■ EXERCISE GOAL ■
Filter the data below, keeping only lines that contain "Earth".

Dataset records
◇ ◇ ◇ ◇ ◇
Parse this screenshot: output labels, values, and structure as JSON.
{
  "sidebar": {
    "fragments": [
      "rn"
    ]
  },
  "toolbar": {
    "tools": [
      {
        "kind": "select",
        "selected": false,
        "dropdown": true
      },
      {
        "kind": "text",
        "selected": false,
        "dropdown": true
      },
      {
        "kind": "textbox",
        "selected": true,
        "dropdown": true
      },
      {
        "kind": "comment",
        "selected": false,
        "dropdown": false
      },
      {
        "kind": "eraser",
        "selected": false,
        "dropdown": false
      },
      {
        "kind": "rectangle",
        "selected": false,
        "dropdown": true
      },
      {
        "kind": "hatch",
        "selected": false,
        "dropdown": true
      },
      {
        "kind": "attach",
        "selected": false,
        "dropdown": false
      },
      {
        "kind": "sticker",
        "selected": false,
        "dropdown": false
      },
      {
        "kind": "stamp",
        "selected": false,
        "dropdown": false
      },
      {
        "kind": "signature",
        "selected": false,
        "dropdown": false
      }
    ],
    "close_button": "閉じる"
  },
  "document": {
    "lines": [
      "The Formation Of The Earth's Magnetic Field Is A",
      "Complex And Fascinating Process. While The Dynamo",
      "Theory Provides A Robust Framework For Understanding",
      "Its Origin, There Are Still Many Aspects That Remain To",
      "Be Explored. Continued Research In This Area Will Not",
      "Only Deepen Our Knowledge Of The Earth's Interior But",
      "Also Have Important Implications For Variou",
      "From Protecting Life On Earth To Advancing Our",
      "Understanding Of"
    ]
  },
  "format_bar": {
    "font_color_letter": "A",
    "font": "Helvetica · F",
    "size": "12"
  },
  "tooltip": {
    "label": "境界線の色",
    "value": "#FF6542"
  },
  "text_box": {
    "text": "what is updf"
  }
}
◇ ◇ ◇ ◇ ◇
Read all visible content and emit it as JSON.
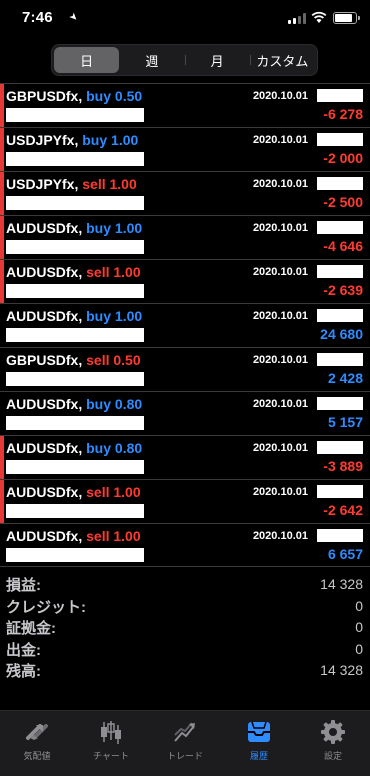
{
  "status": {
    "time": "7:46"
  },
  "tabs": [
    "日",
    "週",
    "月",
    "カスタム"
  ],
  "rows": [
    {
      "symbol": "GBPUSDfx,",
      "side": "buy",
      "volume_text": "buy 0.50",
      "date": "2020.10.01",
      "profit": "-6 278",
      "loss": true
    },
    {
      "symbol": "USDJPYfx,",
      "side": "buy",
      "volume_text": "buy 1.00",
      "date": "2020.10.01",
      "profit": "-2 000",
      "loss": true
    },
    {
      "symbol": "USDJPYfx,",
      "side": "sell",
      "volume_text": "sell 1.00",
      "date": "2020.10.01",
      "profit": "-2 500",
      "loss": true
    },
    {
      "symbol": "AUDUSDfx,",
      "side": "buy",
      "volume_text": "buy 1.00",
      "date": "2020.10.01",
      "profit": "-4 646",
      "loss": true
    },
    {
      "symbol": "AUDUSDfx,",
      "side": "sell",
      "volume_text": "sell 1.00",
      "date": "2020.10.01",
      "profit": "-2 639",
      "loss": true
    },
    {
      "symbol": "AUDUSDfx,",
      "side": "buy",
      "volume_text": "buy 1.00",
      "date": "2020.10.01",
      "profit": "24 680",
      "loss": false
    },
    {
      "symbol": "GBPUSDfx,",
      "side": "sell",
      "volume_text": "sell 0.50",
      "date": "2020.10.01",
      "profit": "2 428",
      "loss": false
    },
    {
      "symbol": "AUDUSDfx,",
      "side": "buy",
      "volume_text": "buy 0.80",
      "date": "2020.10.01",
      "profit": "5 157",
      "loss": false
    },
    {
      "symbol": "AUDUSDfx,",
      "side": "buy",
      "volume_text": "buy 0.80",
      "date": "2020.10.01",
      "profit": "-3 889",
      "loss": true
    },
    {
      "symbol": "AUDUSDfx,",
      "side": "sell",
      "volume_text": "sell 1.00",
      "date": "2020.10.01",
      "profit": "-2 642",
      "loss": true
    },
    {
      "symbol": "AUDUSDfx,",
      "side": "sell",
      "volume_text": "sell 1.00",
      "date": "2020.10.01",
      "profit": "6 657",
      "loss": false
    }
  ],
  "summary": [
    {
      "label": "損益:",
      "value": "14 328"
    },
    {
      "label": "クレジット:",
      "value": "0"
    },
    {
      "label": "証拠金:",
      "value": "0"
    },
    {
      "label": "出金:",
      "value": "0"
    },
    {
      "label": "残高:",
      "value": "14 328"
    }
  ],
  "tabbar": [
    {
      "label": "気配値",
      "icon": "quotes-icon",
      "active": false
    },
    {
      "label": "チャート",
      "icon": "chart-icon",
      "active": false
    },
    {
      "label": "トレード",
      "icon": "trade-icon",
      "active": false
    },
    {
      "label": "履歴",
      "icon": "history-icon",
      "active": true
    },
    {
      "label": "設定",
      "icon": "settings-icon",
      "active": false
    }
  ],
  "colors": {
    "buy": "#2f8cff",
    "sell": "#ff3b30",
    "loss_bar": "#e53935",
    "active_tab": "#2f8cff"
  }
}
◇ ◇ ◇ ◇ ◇
■ SOLUTION TO THIS PROBLEM ■
      "The Formation Of The Earth's Magnetic Field Is A",
      "Only Deepen Our Knowledge Of The Earth's Interior But",
      "From Protecting Life On Earth To Advancing Our",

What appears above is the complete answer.